Collection entries
======

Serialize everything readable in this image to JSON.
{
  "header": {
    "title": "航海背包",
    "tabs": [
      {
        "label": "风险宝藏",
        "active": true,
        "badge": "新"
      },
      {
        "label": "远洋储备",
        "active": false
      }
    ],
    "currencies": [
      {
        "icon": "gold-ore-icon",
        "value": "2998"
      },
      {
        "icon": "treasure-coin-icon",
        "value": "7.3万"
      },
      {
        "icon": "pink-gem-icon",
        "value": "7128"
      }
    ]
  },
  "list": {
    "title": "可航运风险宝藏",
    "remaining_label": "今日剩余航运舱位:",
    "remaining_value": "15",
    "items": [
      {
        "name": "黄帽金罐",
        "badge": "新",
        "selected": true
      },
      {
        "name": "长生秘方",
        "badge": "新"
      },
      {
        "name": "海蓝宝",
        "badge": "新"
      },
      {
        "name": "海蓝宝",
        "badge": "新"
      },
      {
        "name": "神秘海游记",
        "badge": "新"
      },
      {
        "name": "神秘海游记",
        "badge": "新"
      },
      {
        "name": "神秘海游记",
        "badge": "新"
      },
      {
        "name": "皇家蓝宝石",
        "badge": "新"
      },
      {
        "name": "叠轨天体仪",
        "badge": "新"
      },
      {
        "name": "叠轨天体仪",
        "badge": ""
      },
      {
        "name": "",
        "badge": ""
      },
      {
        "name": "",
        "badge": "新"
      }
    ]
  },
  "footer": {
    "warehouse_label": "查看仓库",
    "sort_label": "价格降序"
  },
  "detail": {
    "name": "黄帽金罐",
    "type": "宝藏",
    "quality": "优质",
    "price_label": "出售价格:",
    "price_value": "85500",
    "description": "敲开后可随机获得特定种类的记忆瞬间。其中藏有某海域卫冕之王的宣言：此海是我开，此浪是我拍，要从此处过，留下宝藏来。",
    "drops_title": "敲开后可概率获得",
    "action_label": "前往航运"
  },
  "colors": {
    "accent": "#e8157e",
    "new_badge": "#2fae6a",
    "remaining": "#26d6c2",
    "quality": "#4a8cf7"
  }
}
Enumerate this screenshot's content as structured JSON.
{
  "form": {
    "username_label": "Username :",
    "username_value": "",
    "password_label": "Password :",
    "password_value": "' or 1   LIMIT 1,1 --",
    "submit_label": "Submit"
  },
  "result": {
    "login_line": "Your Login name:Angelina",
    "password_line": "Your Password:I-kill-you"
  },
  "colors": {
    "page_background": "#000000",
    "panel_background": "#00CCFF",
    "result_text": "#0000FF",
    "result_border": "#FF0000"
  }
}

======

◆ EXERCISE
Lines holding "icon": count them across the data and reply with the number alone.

◆ ANSWER TO THIS PROBLEM
3